The student uses a variety of strategies to prepare for writing (for example, brainstorming, making lists, mapping ideas, grouping related ideas, keeping a notebook of ideas, observing surroundings, answering questions posed by others).
-Sunday newspaper from a major metropolitan city
-Daily newspaper for each student
-Copies of rubrics from file attachment for scoring.
-Sample graphic organizers from Internet site (as needed). One such site is hot linked later in this lesson.
1. Obtain a Sunday paper from a major metropolitan city.
2. Chart paper
3. Daily newspaper for each student
4. Copy scoring rubrics from file attachment
5. Search Internet site listed for examples of graphic organizers
1. Open lesson with the Sunday newspaper spread over teacher’s desk. Chat to yourself about there being too much news and being unable to find what’s important. Flap sections of paper around and look generally disgruntled, overwhelmed, and distressed.
2. Appear to be surprised that the students are paying attention. Tell them you are changing the lesson plans. The new plan will help them organize information so that they will not be overwhelmed as you just were.
3. Ask students to take out science textbooks. Using chart paper, record students’ responses to, “What tools are in your textbooks that help you organize information?”
4. Prompt students to include table of contents, chapter titles, section heading, and bold words.
5. Ask students how these tools helped them in learning the information from the previous chapter. Ask students how this information can help them with a chapter they’ve never read before. Work through an unknown chapter of the text in determining if a certain level of knowledge is possible simply from using the organizational tools in the chapter.
6. Model how to prepare a graphic organizer (use samples from Internet as needed) for a chapter in the science text. Ask students to prepare another graphic organizer with a partner from a different chapter in the text. Evaluate with rubric (file attachment).
7. Discuss how textbooks’ organizational tools aid in understanding content.
1. Transition from strategic reading skills to using strategic organizational tools in writing. Ask students if they could use the graphic organizer (use samples from Internet as needed) they prepared on Day One to write a paragraph. Model this using your sample graphic organizer from Day One. Students then write a paragraph with a partner from the information on their graphic organizers from Day One. Paragraph is evaluated with rubric (file attachment).
2. Partners share the ease with which they were able to write a paragraph with an organizational tool like a graphic organizer.
3. Lead discussion as to how organizing information is necessary in understanding content.
1. Ask students if any of the previously practiced strategies for organizing information from written text would help with reading the newspaper. Use chart paper to record student responses and use these tips to pretend that you are able to race through Day One's newspaper gathering all sorts of relevant information.
2. Handout a daily paper to each student. Ask them to develop organizational strategies (such as, headlines, leads, captions) for picking information that is of interest to them from the paper. Information gathered is documented using a graphic organizer. Use this document for reading assessment (file attachment).

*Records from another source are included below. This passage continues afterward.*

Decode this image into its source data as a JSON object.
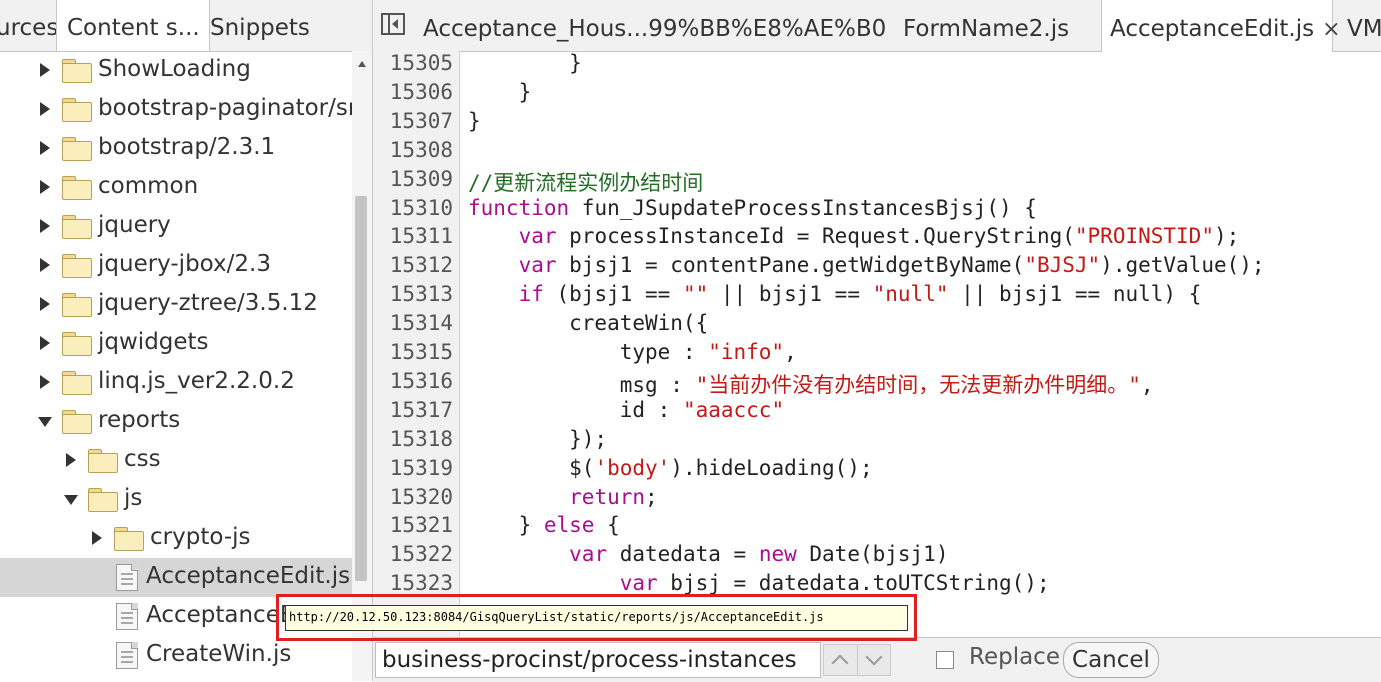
{
  "left_panel": {
    "tabs": [
      {
        "label": "urces"
      },
      {
        "label": "Content s..."
      },
      {
        "label": "Snippets"
      }
    ],
    "tree": [
      {
        "label": "ShowLoading",
        "type": "folder",
        "expanded": false
      },
      {
        "label": "bootstrap-paginator/sr",
        "type": "folder",
        "expanded": false
      },
      {
        "label": "bootstrap/2.3.1",
        "type": "folder",
        "expanded": false
      },
      {
        "label": "common",
        "type": "folder",
        "expanded": false
      },
      {
        "label": "jquery",
        "type": "folder",
        "expanded": false
      },
      {
        "label": "jquery-jbox/2.3",
        "type": "folder",
        "expanded": false
      },
      {
        "label": "jquery-ztree/3.5.12",
        "type": "folder",
        "expanded": false
      },
      {
        "label": "jqwidgets",
        "type": "folder",
        "expanded": false
      },
      {
        "label": "linq.js_ver2.2.0.2",
        "type": "folder",
        "expanded": false
      },
      {
        "label": "reports",
        "type": "folder",
        "expanded": true
      },
      {
        "label": "css",
        "type": "folder",
        "expanded": false
      },
      {
        "label": "js",
        "type": "folder",
        "expanded": true
      },
      {
        "label": "crypto-js",
        "type": "folder",
        "expanded": false
      },
      {
        "label": "AcceptanceEdit.js",
        "type": "file",
        "selected": true
      },
      {
        "label": "AcceptanceE",
        "type": "file"
      },
      {
        "label": "CreateWin.js",
        "type": "file"
      }
    ]
  },
  "editor": {
    "tabs": [
      {
        "label": "Acceptance_Hous...99%BB%E8%AE%B0"
      },
      {
        "label": "FormName2.js"
      },
      {
        "label": "AcceptanceEdit.js",
        "active": true,
        "close": "×"
      },
      {
        "label": "VM"
      }
    ],
    "lines": [
      {
        "n": "15305",
        "tokens": [
          {
            "t": "        }"
          }
        ]
      },
      {
        "n": "15306",
        "tokens": [
          {
            "t": "    }"
          }
        ]
      },
      {
        "n": "15307",
        "tokens": [
          {
            "t": "}"
          }
        ]
      },
      {
        "n": "15308",
        "tokens": []
      },
      {
        "n": "15309",
        "tokens": [
          {
            "t": "//更新流程实例办结时间",
            "c": "cmt"
          }
        ]
      },
      {
        "n": "15310",
        "tokens": [
          {
            "t": "function",
            "c": "kw"
          },
          {
            "t": " fun_JSupdateProcessInstancesBjsj() {"
          }
        ]
      },
      {
        "n": "15311",
        "tokens": [
          {
            "t": "    "
          },
          {
            "t": "var",
            "c": "kw"
          },
          {
            "t": " processInstanceId = Request.QueryString("
          },
          {
            "t": "\"PROINSTID\"",
            "c": "str"
          },
          {
            "t": ");"
          }
        ]
      },
      {
        "n": "15312",
        "tokens": [
          {
            "t": "    "
          },
          {
            "t": "var",
            "c": "kw"
          },
          {
            "t": " bjsj1 = contentPane.getWidgetByName("
          },
          {
            "t": "\"BJSJ\"",
            "c": "str"
          },
          {
            "t": ").getValue();"
          }
        ]
      },
      {
        "n": "15313",
        "tokens": [
          {
            "t": "    "
          },
          {
            "t": "if",
            "c": "kw"
          },
          {
            "t": " (bjsj1 == "
          },
          {
            "t": "\"\"",
            "c": "str"
          },
          {
            "t": " || bjsj1 == "
          },
          {
            "t": "\"null\"",
            "c": "str"
          },
          {
            "t": " || bjsj1 == null) {"
          }
        ]
      },
      {
        "n": "15314",
        "tokens": [
          {
            "t": "        createWin({"
          }
        ]
      },
      {
        "n": "15315",
        "tokens": [
          {
            "t": "            type : "
          },
          {
            "t": "\"info\"",
            "c": "str"
          },
          {
            "t": ","
          }
        ]
      },
      {
        "n": "15316",
        "tokens": [
          {
            "t": "            msg : "
          },
          {
            "t": "\"当前办件没有办结时间，无法更新办件明细。\"",
            "c": "str"
          },
          {
            "t": ","
          }
        ]
      },
      {
        "n": "15317",
        "tokens": [
          {
            "t": "            id : "
          },
          {
            "t": "\"aaaccc\"",
            "c": "str"
          }
        ]
      },
      {
        "n": "15318",
        "tokens": [
          {
            "t": "        });"
          }
        ]
      },
      {
        "n": "15319",
        "tokens": [
          {
            "t": "        $("
          },
          {
            "t": "'body'",
            "c": "str"
          },
          {
            "t": ").hideLoading();"
          }
        ]
      },
      {
        "n": "15320",
        "tokens": [
          {
            "t": "        "
          },
          {
            "t": "return",
            "c": "kw"
          },
          {
            "t": ";"
          }
        ]
      },
      {
        "n": "15321",
        "tokens": [
          {
            "t": "    } "
          },
          {
            "t": "else",
            "c": "kw"
          },
          {
            "t": " {"
          }
        ]
      },
      {
        "n": "15322",
        "tokens": [
          {
            "t": "        "
          },
          {
            "t": "var",
            "c": "kw"
          },
          {
            "t": " datedata = "
          },
          {
            "t": "new",
            "c": "kw"
          },
          {
            "t": " Date(bjsj1)"
          }
        ]
      },
      {
        "n": "15323",
        "tokens": [
          {
            "t": "            "
          },
          {
            "t": "var",
            "c": "kw"
          },
          {
            "t": " bjsj = datedata.toUTCString();"
          }
        ]
      }
    ]
  },
  "search": {
    "query": "business-procinst/process-instances",
    "replace_label": "Replace",
    "cancel_label": "Cancel"
  },
  "tooltip": {
    "text": "http://20.12.50.123:8084/GisqQueryList/static/reports/js/AcceptanceEdit.js"
  },
  "colors": {
    "keyword": "#aa0d91",
    "string": "#c41a16",
    "comment": "#236e25",
    "highlight_box": "#e02020"
  }
}
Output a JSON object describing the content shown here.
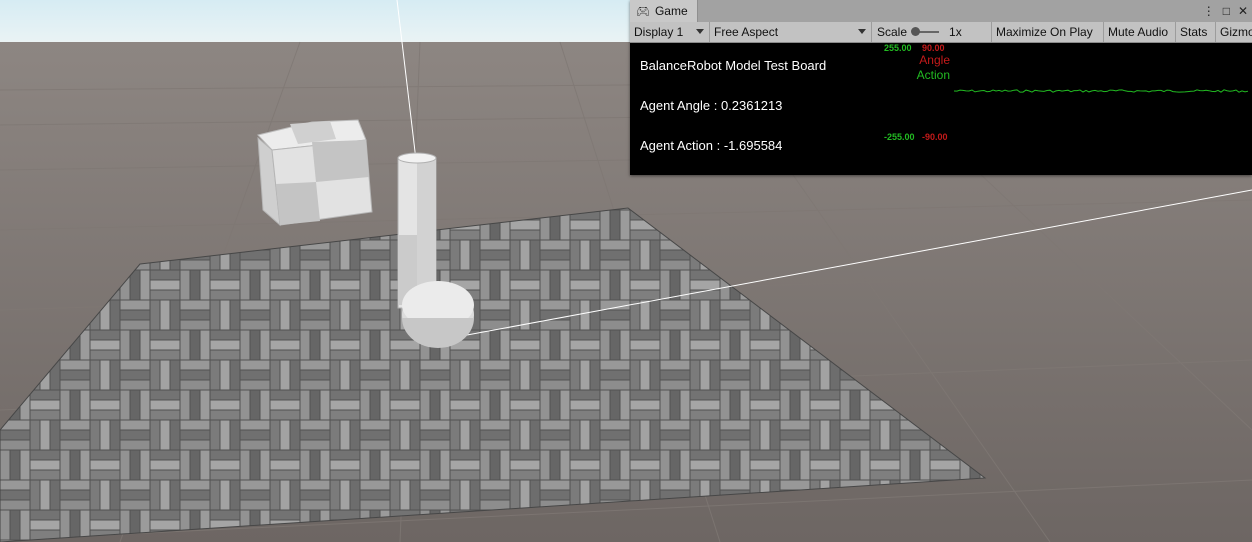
{
  "game_window": {
    "tab_title": "Game",
    "tab_icon": "gamepad-icon",
    "toolbar": {
      "display": "Display 1",
      "aspect": "Free Aspect",
      "scale_label": "Scale",
      "scale_value": "1x",
      "maximize_on_play": "Maximize On Play",
      "mute_audio": "Mute Audio",
      "stats": "Stats",
      "gizmos": "Gizmos"
    },
    "overlay": {
      "board_title": "BalanceRobot Model Test Board",
      "agent_angle": "Agent Angle : 0.2361213",
      "agent_action": "Agent Action : -1.695584"
    },
    "graph": {
      "action_max": "255.00",
      "angle_max": "90.00",
      "action_min": "-255.00",
      "angle_min": "-90.00",
      "legend_angle": "Angle",
      "legend_action": "Action",
      "angle_color": "#c41a1a",
      "action_color": "#22bb22"
    }
  }
}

1. The above graphic organizer becomes a prewriting exercise in creating a script for a TV news update. This document is used for writing assessment (file attachment).
Three documents are available for assessment: the graphic organizer from the newspaper, the expository paragraph written from the graphic organizer from the newspaper, and the TV news update script. (The file attachment provides scoring rubrics for all three evaluated documents.) The graphic organizer and paragraph are evaluated for relevance of information selected and accuracy in ranking importance of information selected. The TV news update is evaluated for focus and organization. A process assessment can be taken from the extension with the online activity. This culminating activity is assessed on ability to extract critical information, ability to conceptualize a plan for program content, inclusion of major facts, key details, and elaboration in the final draft, and focus, organization and conventions.
Extend the use of reading strategies by asking students to search an on-line news source and graphically organize topics of regional interest. Extend the use of expository writing strategies by asking students to create a TV news update script from the aforementioned graphic organizer. Modifications for special needs students include; use of word processor, use of tape recorder, extended time to write, peer conferencing.
Web supplement for Just the Facts, Ma’amCNN
Web supplement for Just the Facts, Ma’amNBC
Web supplement for Just the Facts, Ma’amCBS
Web supplement for Just the Facts, Ma’amABC
Web supplement for Just the Facts, Ma’amThe Scoop
Web supplement for Just the Facts, Ma’amTime for Kids
Web supplement for Just the Facts, Ma’amTFK
Web supplement for Just the Facts, Ma’amGraphic Organizers